“Steingarten is perhaps one of only a handful of food critics who routinely takes a gun when he goes for a pizza. The gun is a non-contact thermometer and it tells him the heat of the oven: the crucial factor, he believes, in the success of the pizza base. As we leave the dumpling restaurant he has it cradled under his arm. And this gun, he explains, is not his only weapon in his fight for American taste. He also packs an instrument that allows him to measure the amount of sugar in a liquid. This has been his key strategic tool in a concerted two-year campaign to find the perfect peach.”
— Tim Adams on Jeffrey Steingarten, in Eating in America.
Well, I missed out on Srivalli’s Dosa Mela, but was very keen to participate in the Roti Mela, because I love all kinds of Indian flatbread. That said, I don’t usually make Naan at home because the result is never as authentic as the stuff that comes out of a tandoor oven.
I came across this recipe recently, after making a batch of chicken curry, and because the time and the ingredients were ready at hand, I decided to give it a go. The authors of the Cinnamon Club Cookbook have proudly endorsed their new way of making naan, and while it’s ingredients and method are by no means truly authentic, I’ve found the end result to be a nice big step in the right direction.

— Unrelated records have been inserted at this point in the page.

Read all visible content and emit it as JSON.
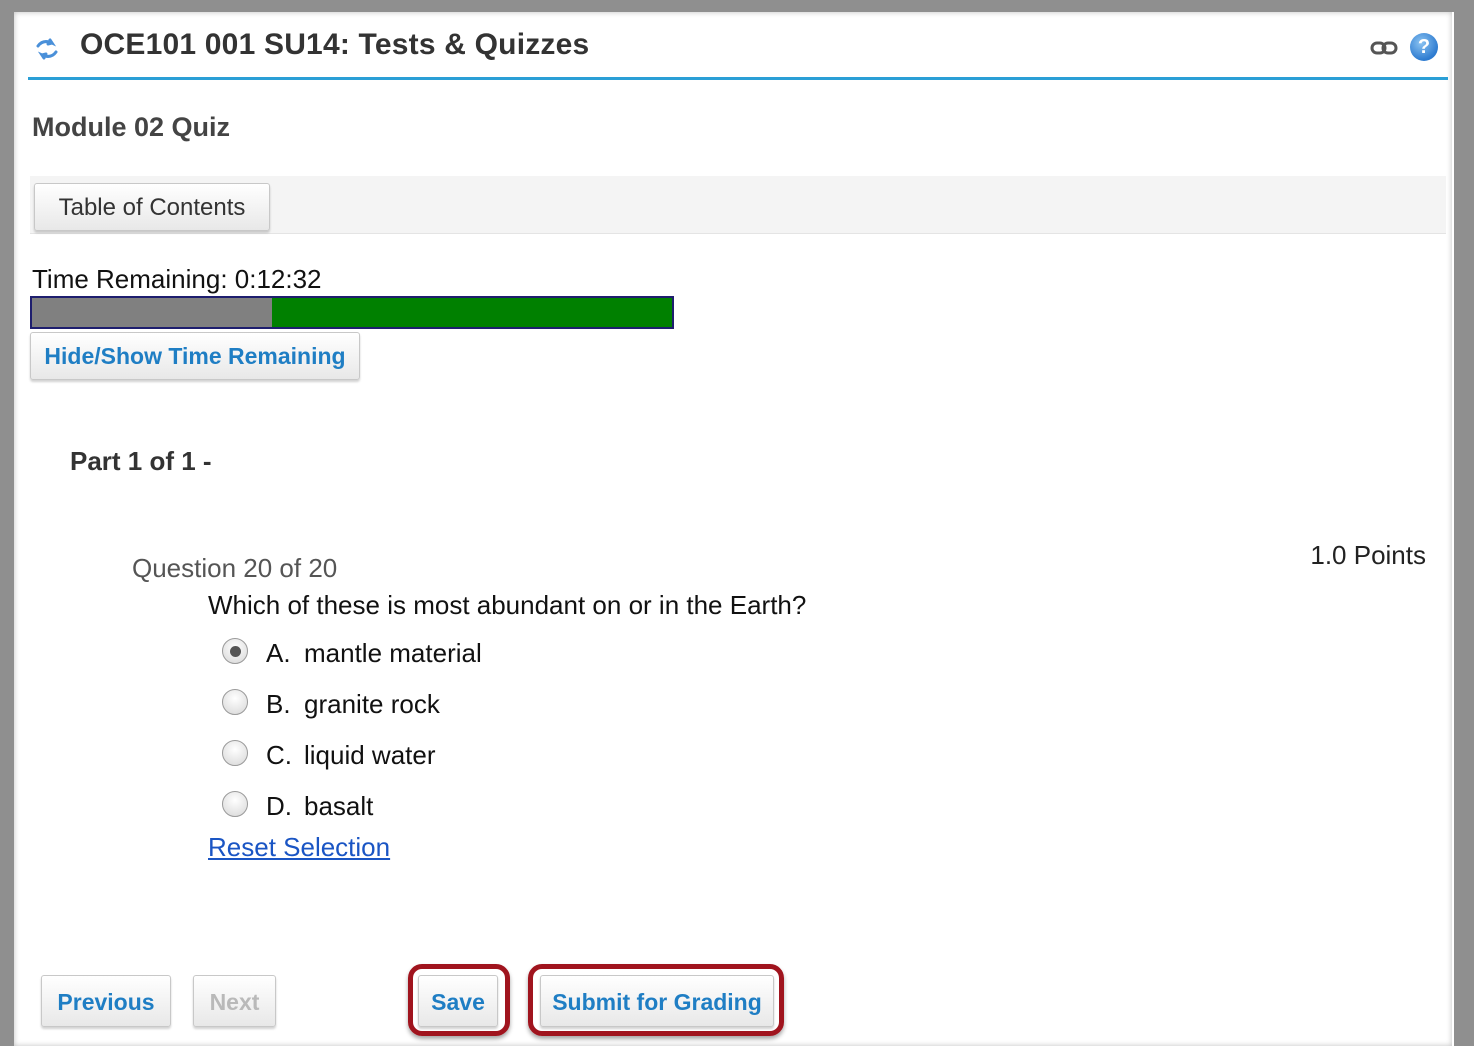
{
  "header": {
    "title": "OCE101 001 SU14: Tests & Quizzes",
    "reset_icon": "reset-icon",
    "link_icon": "link-icon",
    "help_icon": "help-icon",
    "help_glyph": "?",
    "accent_color": "#2a9fd6"
  },
  "quiz": {
    "title": "Module 02 Quiz",
    "toc_button": "Table of Contents"
  },
  "timer": {
    "label": "Time Remaining: 0:12:32",
    "elapsed_fraction": 0.375,
    "hide_show_button": "Hide/Show Time Remaining"
  },
  "part": {
    "title": "Part 1 of 1 -"
  },
  "question": {
    "number": "Question 20 of 20",
    "points": "1.0 Points",
    "text": "Which of these is most abundant on or in the Earth?",
    "answers": [
      {
        "letter": "A.",
        "text": "mantle material",
        "selected": true
      },
      {
        "letter": "B.",
        "text": "granite rock",
        "selected": false
      },
      {
        "letter": "C.",
        "text": "liquid water",
        "selected": false
      },
      {
        "letter": "D.",
        "text": "basalt",
        "selected": false
      }
    ],
    "reset_link": "Reset Selection"
  },
  "nav": {
    "previous": "Previous",
    "next": "Next",
    "save": "Save",
    "submit": "Submit for Grading"
  }
}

While making this recipe, I was also reminded of Jeffrey Steingarten’s attempt at making authentic pizza in his home. He did this by trying to rig his oven to reach higher temperatures than a normal domestic oven would. I didn’t exactly do this (because if my oven broke down due to mishandling, I couldn’t exactly ask American Vogue to replace it for me), but I did employ a few tricks I learned from reading Steingarten’s article on making pizza. The first thing to do was to turn the oven up to it’s maximum setting, and then also have the top grill on, so that it will give you the nice brown patches on your bread. I preheated a Matfer tray, which is a thick, heavy duty, black steel baking sheet that absorbs and retains heat very well. It gets hot enough such that the bread dough doesn’t stick to it while cooking, and pockets of air rise up almost immediately when the dough is placed on the tray to cook (which was fun to watch, I’ll have to say!). The dough cooked fairly quickly this way and there was no need to turn it.
A few other things to note, if you’re thinking of trying this recipe. I found the sugar to be irrelevant – in fact, it makes the bread a little less savoury than it should be, so either reduce it, or omit it altogether. Before baking the bread, I sprinkled some sesame seeds which I thought were a nice addition, and once the bread comes out of the oven, you can also brush a bit of butter over the top. Next time I make this, I’m also going to try replacing some of the egg with plain yogurt.
Naan Bread :
(makes 16; from The Cinnamon Club Cookbook by Iqbal Wahhab and Vivek Singh)
750g plain flour
1 1/2 teaspoons baking powder
1 tablespoon salt
400ml whole milk
3 tablespoons caster sugar
3 tablespoons vegetable oil
Mix the flour, baking powder and salt together in a bowl. Whisk together the milk, eggs and sugar, then add this mixture to the flour and knead lightly to make a soft dough (take care not to overwork the dough or it will become too stretchy). Cover with a damp cloth and leave to rest for 15 minutes.
Pour the oil over the dough and turn it a few times so it is evenly coated. Divide the dough into 16 pieces, roll out each one into a circle about 9cm in diameter, then gently stretch out one side to form the traditional teardrop shape.
Preheat the oven to 220’C, placing a baking tray in it to heat up. Place the naan breads on the hot tray and bake for 4-5 minutes, until they are starting to brown in patches. You might need to turn the bread to colour both sides.